- [WORK INSTRUCTIONS]:
If a line of the material holds the string "AREA", please copy it.

- [SOURCE MATERIAL]:
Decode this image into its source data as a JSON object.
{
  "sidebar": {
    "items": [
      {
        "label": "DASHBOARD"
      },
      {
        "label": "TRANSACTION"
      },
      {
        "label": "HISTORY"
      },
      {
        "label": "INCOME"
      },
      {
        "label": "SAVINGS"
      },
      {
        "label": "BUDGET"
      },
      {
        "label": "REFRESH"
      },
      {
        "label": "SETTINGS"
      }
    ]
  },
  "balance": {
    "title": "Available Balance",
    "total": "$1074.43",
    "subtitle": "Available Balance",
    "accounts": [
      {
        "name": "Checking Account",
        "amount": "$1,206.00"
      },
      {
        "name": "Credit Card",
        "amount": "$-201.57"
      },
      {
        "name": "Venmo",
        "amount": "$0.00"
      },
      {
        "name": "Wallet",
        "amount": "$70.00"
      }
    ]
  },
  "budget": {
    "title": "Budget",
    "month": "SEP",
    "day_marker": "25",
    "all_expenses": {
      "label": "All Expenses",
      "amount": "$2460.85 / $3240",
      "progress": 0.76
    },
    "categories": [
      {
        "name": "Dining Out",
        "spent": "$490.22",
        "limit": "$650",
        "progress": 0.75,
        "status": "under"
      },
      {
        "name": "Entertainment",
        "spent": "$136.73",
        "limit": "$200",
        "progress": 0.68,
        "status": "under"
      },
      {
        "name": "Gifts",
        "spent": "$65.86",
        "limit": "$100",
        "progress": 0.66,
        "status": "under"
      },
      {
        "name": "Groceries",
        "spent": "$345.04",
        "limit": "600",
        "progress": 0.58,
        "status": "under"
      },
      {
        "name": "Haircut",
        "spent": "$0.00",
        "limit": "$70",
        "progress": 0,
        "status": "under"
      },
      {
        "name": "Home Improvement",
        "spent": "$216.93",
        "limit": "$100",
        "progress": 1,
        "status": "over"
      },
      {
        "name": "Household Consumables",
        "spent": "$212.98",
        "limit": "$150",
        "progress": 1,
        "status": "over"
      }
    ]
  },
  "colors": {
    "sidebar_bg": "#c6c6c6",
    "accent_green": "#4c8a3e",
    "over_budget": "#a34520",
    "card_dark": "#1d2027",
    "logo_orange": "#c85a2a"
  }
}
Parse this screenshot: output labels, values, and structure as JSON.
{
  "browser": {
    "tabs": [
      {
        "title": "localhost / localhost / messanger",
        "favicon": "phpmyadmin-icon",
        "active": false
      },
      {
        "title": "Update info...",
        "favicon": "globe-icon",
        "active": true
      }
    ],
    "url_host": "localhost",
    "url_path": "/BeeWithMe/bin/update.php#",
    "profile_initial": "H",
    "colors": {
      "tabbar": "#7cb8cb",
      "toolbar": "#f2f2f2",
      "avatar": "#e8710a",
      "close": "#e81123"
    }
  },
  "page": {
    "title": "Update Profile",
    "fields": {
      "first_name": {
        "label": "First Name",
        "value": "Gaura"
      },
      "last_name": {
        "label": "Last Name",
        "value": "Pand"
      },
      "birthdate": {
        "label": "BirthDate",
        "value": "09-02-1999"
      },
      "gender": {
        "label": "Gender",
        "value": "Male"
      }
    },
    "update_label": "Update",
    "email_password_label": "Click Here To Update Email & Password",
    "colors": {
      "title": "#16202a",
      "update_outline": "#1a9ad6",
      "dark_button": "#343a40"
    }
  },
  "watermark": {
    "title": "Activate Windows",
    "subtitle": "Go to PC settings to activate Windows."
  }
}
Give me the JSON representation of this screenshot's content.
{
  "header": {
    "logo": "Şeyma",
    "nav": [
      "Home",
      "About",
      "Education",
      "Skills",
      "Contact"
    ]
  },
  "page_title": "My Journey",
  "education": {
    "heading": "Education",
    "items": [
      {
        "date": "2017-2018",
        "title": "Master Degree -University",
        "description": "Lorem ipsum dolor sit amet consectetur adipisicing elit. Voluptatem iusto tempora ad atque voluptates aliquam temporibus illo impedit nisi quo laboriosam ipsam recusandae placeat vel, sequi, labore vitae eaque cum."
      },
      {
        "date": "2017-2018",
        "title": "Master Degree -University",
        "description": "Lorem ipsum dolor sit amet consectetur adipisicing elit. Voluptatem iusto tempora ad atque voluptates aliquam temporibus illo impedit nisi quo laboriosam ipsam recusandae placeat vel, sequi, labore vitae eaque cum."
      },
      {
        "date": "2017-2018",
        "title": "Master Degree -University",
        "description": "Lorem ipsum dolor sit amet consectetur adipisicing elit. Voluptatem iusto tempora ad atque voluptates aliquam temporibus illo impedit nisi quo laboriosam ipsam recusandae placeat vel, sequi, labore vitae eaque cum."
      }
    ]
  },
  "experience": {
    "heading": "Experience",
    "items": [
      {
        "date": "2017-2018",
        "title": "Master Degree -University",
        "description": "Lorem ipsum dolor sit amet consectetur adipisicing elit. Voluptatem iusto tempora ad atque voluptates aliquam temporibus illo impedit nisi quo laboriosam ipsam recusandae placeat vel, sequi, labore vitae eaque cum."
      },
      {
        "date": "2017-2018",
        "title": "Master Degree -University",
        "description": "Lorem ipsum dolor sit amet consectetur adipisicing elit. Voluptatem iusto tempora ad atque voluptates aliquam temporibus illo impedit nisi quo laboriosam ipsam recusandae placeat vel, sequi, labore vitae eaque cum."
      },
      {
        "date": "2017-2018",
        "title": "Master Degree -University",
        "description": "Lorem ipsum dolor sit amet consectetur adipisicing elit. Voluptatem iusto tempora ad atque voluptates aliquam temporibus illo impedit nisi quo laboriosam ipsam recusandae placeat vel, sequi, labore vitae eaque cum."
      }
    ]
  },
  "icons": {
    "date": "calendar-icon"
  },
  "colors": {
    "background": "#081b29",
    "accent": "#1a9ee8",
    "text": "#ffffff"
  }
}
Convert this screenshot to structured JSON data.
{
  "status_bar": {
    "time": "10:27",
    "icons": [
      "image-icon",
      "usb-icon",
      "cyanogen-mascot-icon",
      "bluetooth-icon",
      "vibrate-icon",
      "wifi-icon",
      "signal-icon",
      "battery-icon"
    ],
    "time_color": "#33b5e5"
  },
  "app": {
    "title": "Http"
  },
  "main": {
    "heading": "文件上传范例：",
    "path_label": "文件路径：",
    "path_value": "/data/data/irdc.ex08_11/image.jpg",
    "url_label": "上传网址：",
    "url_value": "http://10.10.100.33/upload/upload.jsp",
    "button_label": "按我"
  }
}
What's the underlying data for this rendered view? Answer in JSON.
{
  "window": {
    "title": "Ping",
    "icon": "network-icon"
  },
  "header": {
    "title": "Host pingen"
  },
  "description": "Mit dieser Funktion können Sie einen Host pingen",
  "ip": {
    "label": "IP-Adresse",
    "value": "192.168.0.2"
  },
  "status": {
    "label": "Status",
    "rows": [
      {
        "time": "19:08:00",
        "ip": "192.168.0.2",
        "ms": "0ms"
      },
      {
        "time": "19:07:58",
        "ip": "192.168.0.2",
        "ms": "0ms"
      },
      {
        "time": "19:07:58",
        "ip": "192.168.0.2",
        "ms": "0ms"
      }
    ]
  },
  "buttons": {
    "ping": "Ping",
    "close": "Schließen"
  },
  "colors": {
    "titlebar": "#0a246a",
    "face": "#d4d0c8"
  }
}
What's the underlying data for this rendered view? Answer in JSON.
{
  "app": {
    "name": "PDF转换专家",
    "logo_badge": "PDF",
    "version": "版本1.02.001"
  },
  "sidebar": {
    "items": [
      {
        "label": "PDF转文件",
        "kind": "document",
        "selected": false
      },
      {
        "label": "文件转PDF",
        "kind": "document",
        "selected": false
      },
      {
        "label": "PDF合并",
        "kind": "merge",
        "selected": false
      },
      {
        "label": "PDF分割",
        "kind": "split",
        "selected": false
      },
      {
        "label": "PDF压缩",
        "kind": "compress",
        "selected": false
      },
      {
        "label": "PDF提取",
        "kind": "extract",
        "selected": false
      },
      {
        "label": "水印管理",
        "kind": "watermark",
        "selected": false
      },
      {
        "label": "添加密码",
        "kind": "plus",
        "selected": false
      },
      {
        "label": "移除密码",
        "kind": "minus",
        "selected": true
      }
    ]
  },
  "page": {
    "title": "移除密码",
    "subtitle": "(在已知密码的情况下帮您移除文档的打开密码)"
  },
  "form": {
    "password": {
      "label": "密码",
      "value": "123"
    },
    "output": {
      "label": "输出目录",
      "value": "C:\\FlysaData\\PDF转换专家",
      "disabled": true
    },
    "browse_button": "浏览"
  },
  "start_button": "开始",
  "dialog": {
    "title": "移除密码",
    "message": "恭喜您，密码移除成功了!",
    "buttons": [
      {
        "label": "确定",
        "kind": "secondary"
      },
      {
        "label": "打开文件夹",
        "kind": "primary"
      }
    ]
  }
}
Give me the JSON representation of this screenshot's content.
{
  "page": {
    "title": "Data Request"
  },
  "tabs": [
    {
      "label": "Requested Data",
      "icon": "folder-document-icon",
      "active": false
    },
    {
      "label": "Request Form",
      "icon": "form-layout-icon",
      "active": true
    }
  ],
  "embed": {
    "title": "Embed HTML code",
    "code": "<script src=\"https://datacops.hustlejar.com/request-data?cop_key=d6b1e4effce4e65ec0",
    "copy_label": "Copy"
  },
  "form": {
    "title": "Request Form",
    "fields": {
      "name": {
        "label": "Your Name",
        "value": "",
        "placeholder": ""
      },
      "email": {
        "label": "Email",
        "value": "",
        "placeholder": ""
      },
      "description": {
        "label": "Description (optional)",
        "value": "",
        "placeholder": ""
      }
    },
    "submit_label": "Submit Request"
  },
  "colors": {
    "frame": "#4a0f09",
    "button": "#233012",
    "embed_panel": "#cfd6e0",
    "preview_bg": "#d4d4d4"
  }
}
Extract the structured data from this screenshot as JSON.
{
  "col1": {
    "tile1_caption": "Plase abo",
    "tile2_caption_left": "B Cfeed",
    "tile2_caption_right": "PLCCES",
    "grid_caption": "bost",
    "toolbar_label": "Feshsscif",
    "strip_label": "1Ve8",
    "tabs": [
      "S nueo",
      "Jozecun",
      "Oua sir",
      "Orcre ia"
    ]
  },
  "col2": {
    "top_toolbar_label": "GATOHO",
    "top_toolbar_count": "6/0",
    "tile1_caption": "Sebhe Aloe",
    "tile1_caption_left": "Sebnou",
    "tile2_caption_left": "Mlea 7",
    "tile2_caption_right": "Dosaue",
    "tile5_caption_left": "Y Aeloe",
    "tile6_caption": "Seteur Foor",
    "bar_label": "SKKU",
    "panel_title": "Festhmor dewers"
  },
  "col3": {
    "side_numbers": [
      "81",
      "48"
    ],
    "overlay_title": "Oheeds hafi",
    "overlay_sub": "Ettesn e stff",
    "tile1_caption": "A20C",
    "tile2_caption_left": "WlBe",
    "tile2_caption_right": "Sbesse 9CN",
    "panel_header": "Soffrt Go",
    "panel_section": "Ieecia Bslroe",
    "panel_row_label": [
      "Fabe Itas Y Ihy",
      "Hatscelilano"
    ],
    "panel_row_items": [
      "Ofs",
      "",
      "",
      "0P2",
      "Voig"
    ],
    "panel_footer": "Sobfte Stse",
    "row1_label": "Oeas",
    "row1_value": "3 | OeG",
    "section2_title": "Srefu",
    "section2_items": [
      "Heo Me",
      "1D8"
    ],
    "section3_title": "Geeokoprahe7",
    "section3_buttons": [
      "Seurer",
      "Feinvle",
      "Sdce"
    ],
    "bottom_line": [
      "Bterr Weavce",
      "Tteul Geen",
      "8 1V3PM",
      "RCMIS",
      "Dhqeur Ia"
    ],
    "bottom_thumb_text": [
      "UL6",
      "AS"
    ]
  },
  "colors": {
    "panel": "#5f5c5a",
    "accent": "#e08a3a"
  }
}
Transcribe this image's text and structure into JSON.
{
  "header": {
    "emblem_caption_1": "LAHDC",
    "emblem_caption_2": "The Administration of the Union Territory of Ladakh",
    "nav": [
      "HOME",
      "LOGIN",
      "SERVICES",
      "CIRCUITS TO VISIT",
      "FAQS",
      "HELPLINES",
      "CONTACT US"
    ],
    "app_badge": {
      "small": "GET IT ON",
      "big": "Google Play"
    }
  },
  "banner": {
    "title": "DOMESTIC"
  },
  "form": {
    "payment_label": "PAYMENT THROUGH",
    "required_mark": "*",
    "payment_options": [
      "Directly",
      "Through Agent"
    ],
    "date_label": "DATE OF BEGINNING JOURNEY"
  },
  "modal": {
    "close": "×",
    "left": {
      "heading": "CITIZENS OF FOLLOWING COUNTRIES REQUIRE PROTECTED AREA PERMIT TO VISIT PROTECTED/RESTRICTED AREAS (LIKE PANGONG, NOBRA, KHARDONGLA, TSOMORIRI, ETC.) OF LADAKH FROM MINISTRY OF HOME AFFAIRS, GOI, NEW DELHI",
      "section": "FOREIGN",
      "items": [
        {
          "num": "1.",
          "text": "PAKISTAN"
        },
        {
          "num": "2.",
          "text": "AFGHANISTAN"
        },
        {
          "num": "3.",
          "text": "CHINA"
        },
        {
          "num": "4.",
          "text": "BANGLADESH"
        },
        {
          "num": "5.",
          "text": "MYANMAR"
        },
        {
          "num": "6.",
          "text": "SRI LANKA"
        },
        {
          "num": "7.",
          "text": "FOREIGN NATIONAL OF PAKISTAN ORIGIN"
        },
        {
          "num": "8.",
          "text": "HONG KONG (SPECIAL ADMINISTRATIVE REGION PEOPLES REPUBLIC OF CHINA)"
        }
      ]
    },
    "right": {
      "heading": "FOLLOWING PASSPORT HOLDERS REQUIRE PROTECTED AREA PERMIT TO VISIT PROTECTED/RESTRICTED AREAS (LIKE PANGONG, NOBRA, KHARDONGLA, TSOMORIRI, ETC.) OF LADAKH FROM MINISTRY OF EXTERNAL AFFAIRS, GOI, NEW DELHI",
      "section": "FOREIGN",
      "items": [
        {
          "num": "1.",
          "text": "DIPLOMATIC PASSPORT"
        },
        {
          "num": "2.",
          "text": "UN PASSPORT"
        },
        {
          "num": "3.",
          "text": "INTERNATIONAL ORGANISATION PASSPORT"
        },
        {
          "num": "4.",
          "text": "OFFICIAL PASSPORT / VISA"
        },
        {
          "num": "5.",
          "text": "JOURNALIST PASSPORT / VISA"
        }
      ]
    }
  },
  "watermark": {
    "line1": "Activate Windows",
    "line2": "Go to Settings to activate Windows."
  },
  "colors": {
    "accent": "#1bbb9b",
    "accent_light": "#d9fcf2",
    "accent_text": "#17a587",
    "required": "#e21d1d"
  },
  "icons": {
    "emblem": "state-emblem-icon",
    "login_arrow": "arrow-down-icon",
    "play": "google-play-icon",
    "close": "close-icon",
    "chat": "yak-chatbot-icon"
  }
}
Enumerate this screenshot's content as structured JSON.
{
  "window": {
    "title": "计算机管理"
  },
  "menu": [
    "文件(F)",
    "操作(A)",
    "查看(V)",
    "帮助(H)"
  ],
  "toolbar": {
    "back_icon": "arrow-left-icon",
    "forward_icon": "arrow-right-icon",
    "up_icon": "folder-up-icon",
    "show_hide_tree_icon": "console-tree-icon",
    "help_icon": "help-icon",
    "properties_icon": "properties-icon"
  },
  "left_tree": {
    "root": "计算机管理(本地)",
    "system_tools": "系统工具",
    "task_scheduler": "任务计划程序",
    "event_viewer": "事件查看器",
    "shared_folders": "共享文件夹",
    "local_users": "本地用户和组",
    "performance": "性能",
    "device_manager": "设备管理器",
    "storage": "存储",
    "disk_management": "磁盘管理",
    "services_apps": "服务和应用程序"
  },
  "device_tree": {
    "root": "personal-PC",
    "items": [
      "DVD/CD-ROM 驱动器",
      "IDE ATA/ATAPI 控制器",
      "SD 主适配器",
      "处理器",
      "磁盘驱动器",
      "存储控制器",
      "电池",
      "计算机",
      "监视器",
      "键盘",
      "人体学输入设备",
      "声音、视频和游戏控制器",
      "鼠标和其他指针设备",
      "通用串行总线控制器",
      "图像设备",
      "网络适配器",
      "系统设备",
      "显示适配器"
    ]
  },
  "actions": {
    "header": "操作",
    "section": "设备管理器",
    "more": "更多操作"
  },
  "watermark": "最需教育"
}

- [ANSWER SPACE]:
      "heading": "CITIZENS OF FOLLOWING COUNTRIES REQUIRE PROTECTED AREA PERMIT TO VISIT PROTECTED/RESTRICTED AREAS (LIKE PANGONG, NOBRA, KHARDONGLA, TSOMORIRI, ETC.) OF LADAKH FROM MINISTRY OF HOME AFFAIRS, GOI, NEW DELHI",
      "heading": "FOLLOWING PASSPORT HOLDERS REQUIRE PROTECTED AREA PERMIT TO VISIT PROTECTED/RESTRICTED AREAS (LIKE PANGONG, NOBRA, KHARDONGLA, TSOMORIRI, ETC.) OF LADAKH FROM MINISTRY OF EXTERNAL AFFAIRS, GOI, NEW DELHI",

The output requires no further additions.